WORK INSTRUCTIONS -> Word for word, set down the entries that follow.
##### LISTED ENTRIES #####
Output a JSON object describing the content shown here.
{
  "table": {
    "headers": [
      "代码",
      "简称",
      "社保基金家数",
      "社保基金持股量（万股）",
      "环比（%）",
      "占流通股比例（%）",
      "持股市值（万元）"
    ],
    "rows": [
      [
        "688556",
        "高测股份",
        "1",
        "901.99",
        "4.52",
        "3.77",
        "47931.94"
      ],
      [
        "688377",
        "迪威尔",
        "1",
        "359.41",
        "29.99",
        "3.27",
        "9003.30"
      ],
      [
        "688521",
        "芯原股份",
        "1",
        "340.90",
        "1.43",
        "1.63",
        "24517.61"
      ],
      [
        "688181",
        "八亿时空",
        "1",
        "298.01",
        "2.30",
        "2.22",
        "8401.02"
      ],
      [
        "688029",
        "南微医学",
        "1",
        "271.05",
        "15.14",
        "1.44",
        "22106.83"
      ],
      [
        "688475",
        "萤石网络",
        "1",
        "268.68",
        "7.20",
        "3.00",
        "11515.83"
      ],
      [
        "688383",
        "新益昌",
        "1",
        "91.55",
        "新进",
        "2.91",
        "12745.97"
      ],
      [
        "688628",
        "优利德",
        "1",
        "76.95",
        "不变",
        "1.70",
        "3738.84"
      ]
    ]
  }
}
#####
EXERCISE RESPONSE ->
Output a JSON object describing the content shown here.
{
  "table": {
    "headers": [
      "代码",
      "简称",
      "社保基金家数",
      "社保基金持股量（万股）",
      "环比（%）",
      "占流通股比例（%）",
      "持股市值（万元）"
    ],
    "rows": [
      [
        "688556",
        "高测股份",
        "1",
        "901.99",
        "4.52",
        "3.77",
        "47931.94"
      ],
      [
        "688377",
        "迪威尔",
        "1",
        "359.41",
        "29.99",
        "3.27",
        "9003.30"
      ],
      [
        "688521",
        "芯原股份",
        "1",
        "340.90",
        "1.43",
        "1.63",
        "24517.61"
      ],
      [
        "688181",
        "八亿时空",
        "1",
        "298.01",
        "2.30",
        "2.22",
        "8401.02"
      ],
      [
        "688029",
        "南微医学",
        "1",
        "271.05",
        "15.14",
        "1.44",
        "22106.83"
      ],
      [
        "688475",
        "萤石网络",
        "1",
        "268.68",
        "7.20",
        "3.00",
        "11515.83"
      ],
      [
        "688383",
        "新益昌",
        "1",
        "91.55",
        "新进",
        "2.91",
        "12745.97"
      ],
      [
        "688628",
        "优利德",
        "1",
        "76.95",
        "不变",
        "1.70",
        "3738.84"
      ]
    ]
  }
}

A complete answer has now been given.